China will work with the United States to ensure the safety of exported toys and other goods, a top Chinese official said, but Beijing still insists it is not solely to blame in recent safety scandals.
Wei Chuanzhong, vice minister of China's General Administration for Quality Supervision, Inspection and Quarantine (AQSIQ), said the lengthy talks with U.S. agencies in Washington this week were productive.
"Through sincere and close cooperation between our two countries, the U.S. consumers could get more and more Chinese products with high quality," Wei told reporters.
Chinese and U.S. officials will meet again this fall as they prepare two agriculture and environment agreements they hope to sign during an economic summit in Beijing in December.
Wei pointed to a litany of steps China has taken against tainted or unsafe pet food, toys, toothpaste and fish, like blacklisting unscrupulous firms and a new English-language Web site on product safety, but he gave few details on steps the two nations would take together to head off future problems.
But after meetings with health, agriculture, environment and other officials here, including a brief discussion with Treasury Secretary Henry Paulson, China still sees threats of "trade protectionism," and puts much of the onus for keeping consumers safe on the U.S. government and private sector.
The lion's share of Chinese-made toys recalled in recent weeks were unsafely designed by companies such as Mattel Inc, Wei said, suggesting that only 15 percent of recalled toys were corrupted by Chinese firms' use of lead paint.
China also stresses that it is not alone in struggling to regulate surging exports.
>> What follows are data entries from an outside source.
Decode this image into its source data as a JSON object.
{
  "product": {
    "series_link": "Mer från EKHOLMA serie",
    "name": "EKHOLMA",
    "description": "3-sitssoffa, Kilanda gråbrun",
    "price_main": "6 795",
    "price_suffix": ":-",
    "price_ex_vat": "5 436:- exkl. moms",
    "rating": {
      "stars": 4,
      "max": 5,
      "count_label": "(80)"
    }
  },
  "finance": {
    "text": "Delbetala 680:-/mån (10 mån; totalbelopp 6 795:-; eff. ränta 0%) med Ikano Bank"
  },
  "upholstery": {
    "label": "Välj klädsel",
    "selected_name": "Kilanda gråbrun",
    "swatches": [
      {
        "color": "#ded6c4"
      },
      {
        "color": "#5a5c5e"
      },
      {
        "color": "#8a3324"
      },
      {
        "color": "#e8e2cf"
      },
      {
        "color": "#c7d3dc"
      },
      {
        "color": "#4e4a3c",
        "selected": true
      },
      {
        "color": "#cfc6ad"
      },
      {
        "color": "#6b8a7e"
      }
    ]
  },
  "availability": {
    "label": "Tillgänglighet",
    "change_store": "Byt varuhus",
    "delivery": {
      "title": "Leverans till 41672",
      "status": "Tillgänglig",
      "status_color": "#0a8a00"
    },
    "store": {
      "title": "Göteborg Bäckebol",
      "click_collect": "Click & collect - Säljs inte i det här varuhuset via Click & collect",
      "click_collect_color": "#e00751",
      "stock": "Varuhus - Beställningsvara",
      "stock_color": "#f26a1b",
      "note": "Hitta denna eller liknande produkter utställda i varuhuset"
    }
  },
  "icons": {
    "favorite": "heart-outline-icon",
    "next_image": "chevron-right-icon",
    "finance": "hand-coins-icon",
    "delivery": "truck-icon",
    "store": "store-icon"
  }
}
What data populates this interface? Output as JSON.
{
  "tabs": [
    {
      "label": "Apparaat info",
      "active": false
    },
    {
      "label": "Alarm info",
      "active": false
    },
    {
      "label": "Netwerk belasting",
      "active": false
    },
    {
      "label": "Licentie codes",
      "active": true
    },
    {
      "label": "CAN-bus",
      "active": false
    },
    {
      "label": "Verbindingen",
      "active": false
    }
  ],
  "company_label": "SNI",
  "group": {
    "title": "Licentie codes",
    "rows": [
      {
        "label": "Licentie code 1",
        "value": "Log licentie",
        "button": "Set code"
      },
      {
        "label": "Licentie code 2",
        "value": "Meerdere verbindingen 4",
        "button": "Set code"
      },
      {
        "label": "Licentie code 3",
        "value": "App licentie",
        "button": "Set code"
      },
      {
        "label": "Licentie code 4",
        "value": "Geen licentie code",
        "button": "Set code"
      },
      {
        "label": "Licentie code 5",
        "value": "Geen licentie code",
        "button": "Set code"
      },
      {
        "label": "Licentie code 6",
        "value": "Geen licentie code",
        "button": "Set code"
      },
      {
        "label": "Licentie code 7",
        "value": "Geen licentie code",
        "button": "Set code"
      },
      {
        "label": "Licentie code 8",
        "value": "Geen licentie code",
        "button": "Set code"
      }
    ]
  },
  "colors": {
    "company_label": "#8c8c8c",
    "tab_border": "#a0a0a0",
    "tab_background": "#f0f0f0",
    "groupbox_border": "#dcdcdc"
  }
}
In recent weeks, Beijing has complained of dangerous or subpar shipments from the United States, from potato chips to homing pigeons.
Wei said melamine, a dangerous chemical that turned up earlier this year in pet food shipments to the United States, had been found in China's imports from Australia and Peru.
Wei also sees conflicting regulations as another obstacle. The United States allows a drug called ractopamine to be used to grow more lean hogs but the drug is banned in China. It's the opposite situation with an antibiotic common in Chinese seafood farming, he said.
The recent safety scares linked to Chinese goods have added another wrinkle to the two countries' valuable, but complex, trade relationship.
With China posting a massive trade surplus with the United States -- $233 billion last year -- many lawmakers here are stepping up the pressure for Beijing to reform its currency.
This week, Wei also met with Sen. Dick Durbin, who is one of Congress' most outspoken advocates of reforming U.S. safety rules, increasing funding for the meagerly staffed Consumer Product Safety Commission, for instance.
Beijing has invited Durbin to China to clear up what Wei saw as "prejudice" and "misunderstanding" in their hourlong meeting. A Durbin aide, suggesting the senator will reserve judgment on China's pledges to clean up past mistakes, said the Illinois Democrat had not decided if he would accept.
The Bush administration is now sketching out its own reform plan. A special import safety panel is due to present President George W. Bush with specific suggestions in November.
Administration officials stress they cannot inspect every product imported into the United States. Annual imports now total $2 trillion.